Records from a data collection
=== Begin Enclosure ===

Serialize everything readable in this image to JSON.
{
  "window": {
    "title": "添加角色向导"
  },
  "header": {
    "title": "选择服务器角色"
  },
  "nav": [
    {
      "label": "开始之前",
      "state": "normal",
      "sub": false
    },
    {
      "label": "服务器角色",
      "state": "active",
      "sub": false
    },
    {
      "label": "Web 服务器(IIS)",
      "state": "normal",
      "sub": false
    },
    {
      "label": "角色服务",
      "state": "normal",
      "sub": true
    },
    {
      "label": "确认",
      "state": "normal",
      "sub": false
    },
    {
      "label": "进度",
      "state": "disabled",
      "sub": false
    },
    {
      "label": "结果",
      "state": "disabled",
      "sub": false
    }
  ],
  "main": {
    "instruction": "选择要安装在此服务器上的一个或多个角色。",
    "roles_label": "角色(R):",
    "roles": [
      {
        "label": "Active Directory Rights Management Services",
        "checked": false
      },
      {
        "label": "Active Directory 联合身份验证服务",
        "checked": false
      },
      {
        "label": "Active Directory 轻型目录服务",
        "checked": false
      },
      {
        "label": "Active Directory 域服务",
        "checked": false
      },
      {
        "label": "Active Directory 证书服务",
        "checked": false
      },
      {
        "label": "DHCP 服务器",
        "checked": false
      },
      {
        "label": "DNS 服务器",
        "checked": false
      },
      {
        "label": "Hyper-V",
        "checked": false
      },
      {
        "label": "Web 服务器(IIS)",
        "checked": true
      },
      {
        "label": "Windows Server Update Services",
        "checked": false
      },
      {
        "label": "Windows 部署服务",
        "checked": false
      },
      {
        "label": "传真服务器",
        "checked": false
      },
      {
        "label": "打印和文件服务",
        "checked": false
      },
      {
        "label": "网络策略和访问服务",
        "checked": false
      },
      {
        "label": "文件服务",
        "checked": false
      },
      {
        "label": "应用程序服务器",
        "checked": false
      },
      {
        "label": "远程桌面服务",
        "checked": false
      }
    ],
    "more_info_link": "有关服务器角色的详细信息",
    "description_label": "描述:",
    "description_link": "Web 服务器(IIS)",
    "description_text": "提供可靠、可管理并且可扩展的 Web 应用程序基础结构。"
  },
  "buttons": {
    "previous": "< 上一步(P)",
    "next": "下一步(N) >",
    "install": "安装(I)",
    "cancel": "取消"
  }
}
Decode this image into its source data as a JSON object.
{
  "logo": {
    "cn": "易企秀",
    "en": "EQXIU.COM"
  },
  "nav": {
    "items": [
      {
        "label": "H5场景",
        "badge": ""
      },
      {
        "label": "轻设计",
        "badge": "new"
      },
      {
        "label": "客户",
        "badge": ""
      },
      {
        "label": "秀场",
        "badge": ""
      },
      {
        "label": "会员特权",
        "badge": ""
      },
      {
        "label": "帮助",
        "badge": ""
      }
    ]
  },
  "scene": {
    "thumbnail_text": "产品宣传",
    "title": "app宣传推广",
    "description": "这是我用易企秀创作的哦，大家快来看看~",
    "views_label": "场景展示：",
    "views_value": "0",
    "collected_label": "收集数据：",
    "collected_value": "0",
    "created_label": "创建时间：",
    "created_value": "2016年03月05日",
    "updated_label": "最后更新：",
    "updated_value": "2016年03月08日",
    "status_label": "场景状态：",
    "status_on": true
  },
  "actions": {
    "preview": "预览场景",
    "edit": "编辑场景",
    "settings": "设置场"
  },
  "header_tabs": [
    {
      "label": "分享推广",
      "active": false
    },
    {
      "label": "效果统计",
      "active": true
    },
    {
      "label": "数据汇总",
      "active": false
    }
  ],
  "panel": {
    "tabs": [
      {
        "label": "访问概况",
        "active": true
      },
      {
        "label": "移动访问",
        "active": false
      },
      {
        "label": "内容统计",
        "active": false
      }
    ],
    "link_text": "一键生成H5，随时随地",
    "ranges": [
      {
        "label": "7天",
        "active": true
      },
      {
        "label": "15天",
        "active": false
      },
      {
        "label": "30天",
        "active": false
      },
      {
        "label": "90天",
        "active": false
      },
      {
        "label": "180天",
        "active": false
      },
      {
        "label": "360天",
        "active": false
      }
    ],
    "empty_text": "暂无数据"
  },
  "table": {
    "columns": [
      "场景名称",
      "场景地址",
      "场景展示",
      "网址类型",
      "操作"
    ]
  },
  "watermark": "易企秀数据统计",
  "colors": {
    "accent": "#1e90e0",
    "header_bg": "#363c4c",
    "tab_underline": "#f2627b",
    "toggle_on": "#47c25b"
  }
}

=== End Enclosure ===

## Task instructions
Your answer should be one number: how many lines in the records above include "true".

## Problem solution
6